*What this task involves*: Determine how many lines in the material below contain the word "SerializeListToJSON", and give that number without comment.

*Provided records*:
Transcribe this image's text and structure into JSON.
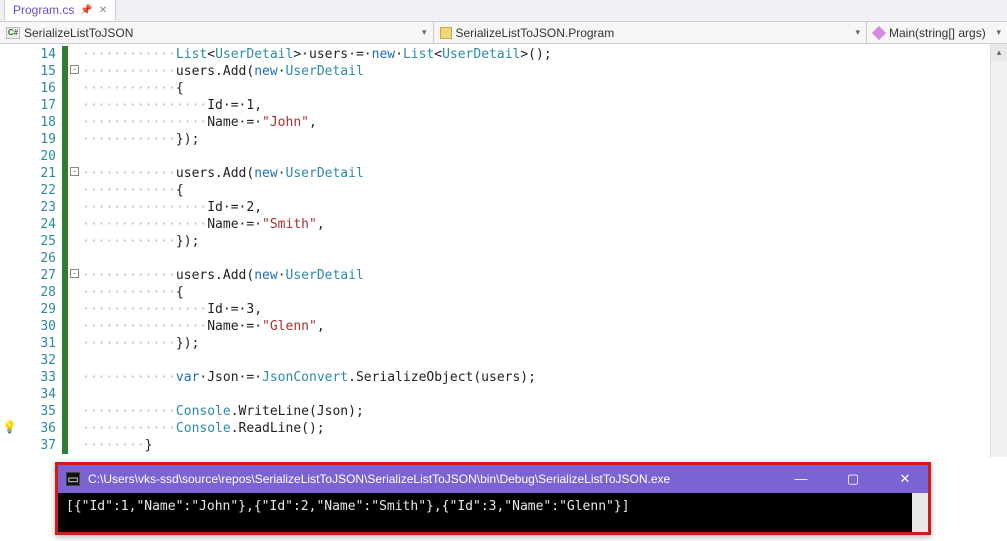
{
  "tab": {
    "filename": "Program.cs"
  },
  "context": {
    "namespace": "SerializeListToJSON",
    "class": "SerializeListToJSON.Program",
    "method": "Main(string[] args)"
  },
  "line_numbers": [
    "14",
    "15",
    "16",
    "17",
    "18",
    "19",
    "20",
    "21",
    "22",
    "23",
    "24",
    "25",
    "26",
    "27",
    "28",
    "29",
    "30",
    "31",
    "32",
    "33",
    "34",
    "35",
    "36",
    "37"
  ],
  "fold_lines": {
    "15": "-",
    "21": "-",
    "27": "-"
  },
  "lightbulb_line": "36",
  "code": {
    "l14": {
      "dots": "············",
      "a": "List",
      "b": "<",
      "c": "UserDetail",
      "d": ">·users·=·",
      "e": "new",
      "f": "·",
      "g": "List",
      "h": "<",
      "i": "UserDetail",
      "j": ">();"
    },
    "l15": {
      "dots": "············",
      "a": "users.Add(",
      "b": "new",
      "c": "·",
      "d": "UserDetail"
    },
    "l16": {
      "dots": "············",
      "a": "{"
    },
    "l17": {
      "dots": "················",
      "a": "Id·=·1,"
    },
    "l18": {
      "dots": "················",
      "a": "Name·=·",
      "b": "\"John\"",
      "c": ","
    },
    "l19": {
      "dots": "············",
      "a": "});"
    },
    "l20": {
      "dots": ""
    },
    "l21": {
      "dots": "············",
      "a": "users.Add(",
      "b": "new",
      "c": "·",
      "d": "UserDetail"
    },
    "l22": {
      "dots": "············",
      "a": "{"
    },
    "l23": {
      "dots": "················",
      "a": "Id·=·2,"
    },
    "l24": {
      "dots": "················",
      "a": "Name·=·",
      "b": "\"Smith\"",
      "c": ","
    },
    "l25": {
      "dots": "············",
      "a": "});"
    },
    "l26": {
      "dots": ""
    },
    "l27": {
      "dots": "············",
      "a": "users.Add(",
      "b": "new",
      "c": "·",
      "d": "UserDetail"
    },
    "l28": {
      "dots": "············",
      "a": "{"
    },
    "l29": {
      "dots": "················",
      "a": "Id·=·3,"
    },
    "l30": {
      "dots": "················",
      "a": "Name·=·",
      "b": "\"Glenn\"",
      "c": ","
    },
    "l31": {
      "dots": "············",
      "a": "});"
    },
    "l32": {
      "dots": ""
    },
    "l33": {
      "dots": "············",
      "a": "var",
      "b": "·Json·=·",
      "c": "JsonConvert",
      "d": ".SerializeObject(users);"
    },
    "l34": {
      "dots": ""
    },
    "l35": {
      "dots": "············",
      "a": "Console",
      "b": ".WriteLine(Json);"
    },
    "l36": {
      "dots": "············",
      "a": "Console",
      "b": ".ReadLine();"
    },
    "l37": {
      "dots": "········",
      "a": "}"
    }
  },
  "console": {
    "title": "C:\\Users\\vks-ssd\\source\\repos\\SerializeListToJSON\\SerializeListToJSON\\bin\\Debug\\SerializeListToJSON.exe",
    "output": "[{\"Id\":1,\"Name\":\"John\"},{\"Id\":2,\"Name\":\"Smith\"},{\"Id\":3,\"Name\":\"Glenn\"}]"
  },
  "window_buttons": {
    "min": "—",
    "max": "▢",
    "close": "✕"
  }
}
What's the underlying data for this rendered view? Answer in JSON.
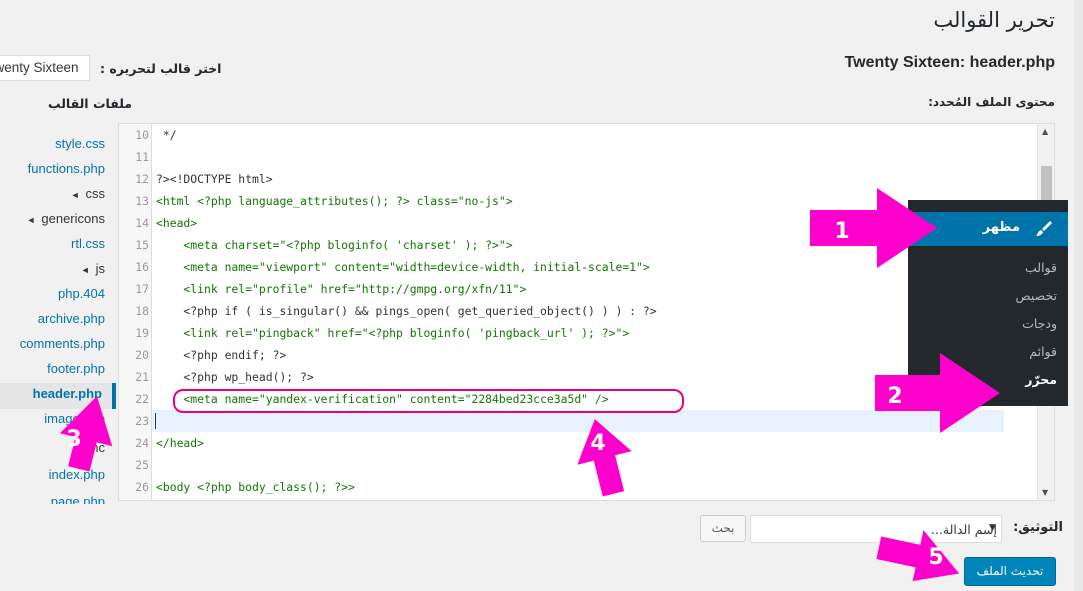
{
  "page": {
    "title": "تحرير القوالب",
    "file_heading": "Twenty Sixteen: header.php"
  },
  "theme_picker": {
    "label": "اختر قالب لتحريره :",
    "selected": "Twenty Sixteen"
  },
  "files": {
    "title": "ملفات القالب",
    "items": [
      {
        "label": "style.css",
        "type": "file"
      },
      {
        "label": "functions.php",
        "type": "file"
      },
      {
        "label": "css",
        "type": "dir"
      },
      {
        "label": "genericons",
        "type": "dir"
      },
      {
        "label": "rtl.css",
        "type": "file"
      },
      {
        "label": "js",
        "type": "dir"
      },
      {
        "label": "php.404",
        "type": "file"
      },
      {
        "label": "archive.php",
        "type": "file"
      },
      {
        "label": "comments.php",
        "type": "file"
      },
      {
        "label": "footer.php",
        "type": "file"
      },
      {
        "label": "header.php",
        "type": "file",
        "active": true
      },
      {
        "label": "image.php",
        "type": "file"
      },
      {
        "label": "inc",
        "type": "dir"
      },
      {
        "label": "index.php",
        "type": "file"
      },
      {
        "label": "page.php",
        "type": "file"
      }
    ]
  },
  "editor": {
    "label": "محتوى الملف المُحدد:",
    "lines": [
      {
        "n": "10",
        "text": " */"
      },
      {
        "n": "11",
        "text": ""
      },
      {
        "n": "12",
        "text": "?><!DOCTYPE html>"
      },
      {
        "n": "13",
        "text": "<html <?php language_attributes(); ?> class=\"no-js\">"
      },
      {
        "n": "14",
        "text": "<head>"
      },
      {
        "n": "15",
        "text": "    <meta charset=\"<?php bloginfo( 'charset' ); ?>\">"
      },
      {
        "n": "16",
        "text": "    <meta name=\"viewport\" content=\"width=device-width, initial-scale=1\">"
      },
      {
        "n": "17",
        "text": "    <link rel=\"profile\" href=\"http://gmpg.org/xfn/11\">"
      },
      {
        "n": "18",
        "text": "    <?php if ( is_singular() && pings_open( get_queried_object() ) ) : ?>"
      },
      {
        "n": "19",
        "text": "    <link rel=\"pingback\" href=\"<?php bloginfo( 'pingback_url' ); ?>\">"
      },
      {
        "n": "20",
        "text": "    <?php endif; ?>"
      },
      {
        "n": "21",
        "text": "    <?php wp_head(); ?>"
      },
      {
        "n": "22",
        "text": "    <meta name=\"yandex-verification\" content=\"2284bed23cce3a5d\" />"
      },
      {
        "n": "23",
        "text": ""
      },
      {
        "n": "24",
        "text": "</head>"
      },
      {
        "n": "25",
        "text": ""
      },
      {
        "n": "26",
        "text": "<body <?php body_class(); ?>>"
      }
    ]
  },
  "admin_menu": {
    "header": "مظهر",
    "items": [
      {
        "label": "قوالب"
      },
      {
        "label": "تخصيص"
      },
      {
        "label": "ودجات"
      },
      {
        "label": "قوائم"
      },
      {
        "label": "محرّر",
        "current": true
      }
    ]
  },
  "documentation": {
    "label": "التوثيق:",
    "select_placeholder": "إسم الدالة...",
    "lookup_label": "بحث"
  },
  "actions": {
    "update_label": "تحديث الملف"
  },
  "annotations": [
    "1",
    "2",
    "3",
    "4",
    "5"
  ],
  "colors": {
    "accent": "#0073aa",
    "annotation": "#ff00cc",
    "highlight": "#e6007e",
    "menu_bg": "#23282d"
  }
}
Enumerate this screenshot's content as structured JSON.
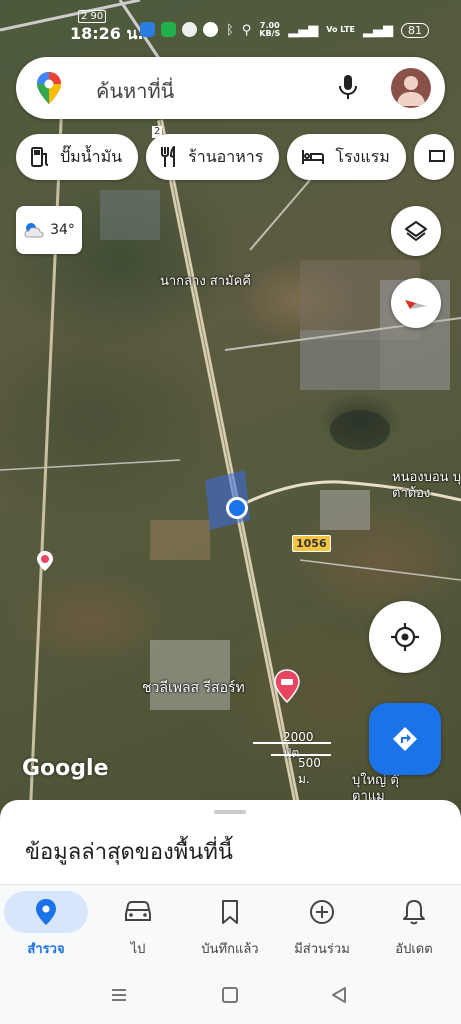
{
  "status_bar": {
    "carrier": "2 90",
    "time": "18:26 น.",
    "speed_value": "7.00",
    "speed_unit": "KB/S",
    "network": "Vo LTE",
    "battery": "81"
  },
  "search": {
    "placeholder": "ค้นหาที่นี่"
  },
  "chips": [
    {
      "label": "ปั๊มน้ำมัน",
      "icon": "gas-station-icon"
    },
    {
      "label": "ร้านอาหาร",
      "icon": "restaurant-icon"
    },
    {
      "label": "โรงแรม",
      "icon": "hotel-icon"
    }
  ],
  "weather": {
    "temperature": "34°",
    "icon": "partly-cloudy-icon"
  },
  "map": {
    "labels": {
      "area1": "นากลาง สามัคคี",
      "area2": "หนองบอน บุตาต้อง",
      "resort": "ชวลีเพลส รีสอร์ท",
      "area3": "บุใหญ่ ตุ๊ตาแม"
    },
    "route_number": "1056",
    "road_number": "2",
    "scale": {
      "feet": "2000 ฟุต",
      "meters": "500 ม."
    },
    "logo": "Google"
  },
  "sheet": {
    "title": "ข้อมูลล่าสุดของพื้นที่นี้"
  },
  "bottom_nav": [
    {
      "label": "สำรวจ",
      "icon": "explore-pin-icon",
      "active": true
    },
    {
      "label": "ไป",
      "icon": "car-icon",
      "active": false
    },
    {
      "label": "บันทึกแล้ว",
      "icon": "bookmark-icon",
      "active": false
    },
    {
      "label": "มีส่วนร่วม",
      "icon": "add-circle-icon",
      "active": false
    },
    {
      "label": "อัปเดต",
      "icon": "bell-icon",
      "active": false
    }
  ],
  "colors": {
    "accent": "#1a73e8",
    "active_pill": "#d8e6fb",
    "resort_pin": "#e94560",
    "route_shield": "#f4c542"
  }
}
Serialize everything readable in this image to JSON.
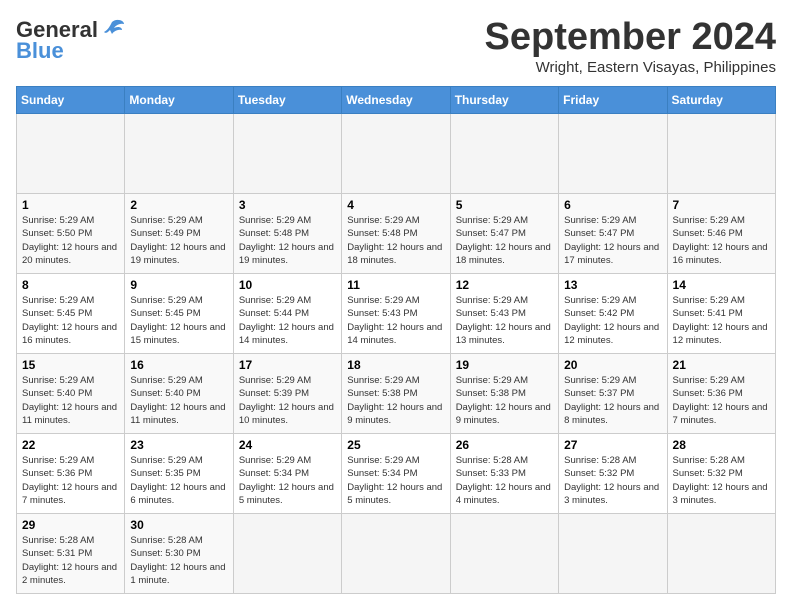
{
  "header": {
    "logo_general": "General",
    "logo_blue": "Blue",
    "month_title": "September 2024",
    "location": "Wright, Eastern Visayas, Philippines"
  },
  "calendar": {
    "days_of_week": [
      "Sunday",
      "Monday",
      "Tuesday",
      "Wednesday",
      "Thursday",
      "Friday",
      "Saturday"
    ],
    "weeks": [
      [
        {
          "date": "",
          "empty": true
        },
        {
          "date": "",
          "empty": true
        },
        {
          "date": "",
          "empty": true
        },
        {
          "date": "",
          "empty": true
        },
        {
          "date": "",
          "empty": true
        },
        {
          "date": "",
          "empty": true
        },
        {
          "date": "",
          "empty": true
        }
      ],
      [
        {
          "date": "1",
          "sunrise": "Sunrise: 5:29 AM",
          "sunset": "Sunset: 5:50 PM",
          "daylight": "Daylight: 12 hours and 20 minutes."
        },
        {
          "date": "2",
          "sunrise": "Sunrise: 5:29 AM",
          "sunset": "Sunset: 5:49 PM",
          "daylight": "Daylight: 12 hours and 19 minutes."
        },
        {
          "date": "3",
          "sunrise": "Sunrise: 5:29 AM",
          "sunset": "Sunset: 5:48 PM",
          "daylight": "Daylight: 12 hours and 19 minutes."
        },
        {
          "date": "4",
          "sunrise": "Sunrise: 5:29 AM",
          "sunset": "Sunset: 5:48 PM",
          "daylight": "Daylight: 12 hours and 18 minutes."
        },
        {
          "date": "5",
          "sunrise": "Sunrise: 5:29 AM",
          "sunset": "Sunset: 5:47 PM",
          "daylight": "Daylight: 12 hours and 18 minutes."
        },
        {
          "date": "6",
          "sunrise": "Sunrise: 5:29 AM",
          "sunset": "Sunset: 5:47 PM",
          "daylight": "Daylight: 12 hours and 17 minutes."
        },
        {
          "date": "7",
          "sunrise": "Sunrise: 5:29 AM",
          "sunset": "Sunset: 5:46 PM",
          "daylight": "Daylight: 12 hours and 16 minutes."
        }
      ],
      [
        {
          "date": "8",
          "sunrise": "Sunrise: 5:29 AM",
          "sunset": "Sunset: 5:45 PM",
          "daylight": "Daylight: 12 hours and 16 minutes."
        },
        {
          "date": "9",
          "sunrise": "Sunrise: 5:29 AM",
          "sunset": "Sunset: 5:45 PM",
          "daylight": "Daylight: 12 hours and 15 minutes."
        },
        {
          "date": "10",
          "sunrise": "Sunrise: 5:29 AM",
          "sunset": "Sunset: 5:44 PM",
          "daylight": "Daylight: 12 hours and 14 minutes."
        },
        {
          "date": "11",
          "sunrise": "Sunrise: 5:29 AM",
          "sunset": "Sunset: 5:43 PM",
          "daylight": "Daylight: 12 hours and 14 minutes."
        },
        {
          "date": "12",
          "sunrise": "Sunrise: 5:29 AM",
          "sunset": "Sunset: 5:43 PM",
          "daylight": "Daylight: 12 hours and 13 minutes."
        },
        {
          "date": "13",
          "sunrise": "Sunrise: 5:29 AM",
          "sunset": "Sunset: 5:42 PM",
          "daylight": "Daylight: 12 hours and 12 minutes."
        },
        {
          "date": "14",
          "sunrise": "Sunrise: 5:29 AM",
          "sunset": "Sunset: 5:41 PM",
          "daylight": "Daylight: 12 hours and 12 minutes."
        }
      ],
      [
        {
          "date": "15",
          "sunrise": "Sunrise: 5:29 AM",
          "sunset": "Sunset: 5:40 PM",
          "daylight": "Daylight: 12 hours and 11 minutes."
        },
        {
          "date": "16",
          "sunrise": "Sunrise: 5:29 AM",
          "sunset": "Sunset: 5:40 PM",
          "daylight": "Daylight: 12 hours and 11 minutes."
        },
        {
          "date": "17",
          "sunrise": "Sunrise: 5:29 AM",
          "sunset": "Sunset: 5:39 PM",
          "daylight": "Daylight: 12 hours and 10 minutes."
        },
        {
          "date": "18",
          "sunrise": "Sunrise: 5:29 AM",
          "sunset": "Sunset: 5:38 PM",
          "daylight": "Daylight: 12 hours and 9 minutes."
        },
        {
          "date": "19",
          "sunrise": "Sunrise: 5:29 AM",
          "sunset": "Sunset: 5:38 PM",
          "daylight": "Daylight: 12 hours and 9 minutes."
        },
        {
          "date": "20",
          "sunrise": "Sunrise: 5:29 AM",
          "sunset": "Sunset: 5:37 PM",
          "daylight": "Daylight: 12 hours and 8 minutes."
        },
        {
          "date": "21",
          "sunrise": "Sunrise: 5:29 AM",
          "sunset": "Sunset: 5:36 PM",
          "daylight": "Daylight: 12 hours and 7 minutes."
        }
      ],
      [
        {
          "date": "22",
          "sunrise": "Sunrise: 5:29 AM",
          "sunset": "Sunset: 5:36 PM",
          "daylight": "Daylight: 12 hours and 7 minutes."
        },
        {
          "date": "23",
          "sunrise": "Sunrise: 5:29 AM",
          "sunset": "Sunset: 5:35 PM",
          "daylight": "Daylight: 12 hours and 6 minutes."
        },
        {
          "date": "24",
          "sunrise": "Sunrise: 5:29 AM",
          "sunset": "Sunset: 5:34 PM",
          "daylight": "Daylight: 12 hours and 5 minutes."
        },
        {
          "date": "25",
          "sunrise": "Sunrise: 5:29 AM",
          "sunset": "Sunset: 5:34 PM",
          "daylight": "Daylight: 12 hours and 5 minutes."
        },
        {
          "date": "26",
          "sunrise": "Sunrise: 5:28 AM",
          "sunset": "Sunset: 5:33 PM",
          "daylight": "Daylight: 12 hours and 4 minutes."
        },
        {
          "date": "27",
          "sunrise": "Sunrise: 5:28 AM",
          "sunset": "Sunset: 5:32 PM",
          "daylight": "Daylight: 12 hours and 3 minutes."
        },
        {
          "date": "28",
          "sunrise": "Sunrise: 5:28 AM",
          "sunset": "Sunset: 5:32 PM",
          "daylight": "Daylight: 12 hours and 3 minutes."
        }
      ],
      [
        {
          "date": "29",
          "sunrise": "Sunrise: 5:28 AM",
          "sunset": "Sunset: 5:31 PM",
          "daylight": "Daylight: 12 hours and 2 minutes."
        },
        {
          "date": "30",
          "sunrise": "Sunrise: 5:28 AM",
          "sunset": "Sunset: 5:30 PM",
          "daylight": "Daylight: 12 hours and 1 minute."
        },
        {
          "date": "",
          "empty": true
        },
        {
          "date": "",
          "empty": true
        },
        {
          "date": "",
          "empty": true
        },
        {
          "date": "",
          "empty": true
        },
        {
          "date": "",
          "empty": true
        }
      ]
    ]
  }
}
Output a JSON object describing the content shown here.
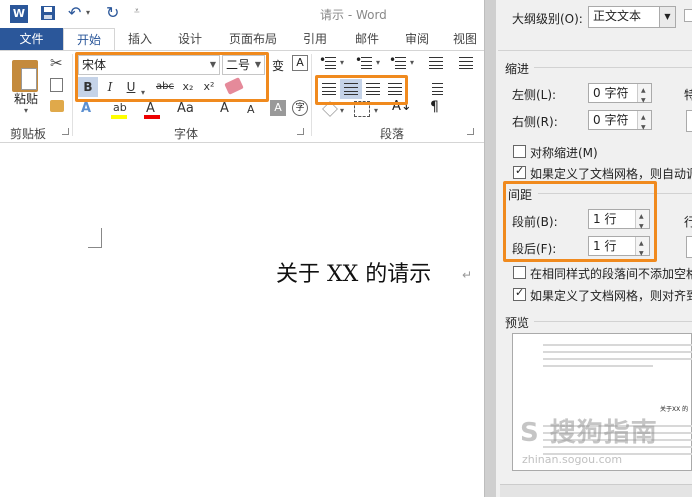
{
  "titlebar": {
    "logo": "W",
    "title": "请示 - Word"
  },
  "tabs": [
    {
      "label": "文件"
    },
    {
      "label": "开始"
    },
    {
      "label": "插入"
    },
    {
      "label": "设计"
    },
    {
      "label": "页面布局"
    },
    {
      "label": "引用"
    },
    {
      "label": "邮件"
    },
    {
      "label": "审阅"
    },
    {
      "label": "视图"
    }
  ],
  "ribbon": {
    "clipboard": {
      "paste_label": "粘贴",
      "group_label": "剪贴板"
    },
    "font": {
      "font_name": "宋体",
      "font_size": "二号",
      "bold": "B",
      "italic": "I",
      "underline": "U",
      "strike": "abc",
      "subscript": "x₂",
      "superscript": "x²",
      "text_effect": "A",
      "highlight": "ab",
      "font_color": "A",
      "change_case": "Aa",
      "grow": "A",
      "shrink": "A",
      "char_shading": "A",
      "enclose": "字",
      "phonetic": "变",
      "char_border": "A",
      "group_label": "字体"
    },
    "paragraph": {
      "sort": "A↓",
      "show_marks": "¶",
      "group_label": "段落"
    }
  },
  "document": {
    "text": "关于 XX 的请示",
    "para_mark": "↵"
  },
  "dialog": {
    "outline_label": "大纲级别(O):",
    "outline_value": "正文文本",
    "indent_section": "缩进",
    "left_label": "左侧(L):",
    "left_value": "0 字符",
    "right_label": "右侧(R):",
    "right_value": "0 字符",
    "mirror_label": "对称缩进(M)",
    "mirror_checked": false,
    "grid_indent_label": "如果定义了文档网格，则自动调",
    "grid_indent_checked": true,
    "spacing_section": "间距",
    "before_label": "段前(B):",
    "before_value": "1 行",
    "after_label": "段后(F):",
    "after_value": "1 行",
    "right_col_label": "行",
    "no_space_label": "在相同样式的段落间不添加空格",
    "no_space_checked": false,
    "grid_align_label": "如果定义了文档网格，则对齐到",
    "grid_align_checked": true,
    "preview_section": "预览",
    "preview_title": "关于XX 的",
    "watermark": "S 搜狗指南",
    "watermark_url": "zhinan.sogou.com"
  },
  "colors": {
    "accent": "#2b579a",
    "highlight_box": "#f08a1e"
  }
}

*Written response*: 3